TASK INSTRUCTIONS:
Identify each line below that contains the word "title", and copy it out.

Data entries
________
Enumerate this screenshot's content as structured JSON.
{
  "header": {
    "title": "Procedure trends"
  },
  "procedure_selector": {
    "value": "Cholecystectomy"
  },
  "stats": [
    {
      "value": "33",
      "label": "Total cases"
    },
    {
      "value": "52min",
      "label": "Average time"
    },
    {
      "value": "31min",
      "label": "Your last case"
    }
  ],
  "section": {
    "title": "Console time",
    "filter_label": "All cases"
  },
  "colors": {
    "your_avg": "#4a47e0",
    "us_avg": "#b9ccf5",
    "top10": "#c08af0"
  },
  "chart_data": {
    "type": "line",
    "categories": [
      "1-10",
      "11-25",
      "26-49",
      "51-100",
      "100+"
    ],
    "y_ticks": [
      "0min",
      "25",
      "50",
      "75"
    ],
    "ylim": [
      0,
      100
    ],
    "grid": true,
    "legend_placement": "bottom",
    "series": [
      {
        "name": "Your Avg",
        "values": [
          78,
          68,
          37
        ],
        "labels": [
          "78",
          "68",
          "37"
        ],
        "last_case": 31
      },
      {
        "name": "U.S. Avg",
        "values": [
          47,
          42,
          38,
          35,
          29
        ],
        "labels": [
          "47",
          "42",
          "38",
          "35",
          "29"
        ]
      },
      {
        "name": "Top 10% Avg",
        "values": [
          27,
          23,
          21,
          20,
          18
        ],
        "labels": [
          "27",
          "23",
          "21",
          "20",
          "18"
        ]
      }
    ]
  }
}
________
ANSWER AREA:
    "title": "Procedure trends"
    "title": "Console time",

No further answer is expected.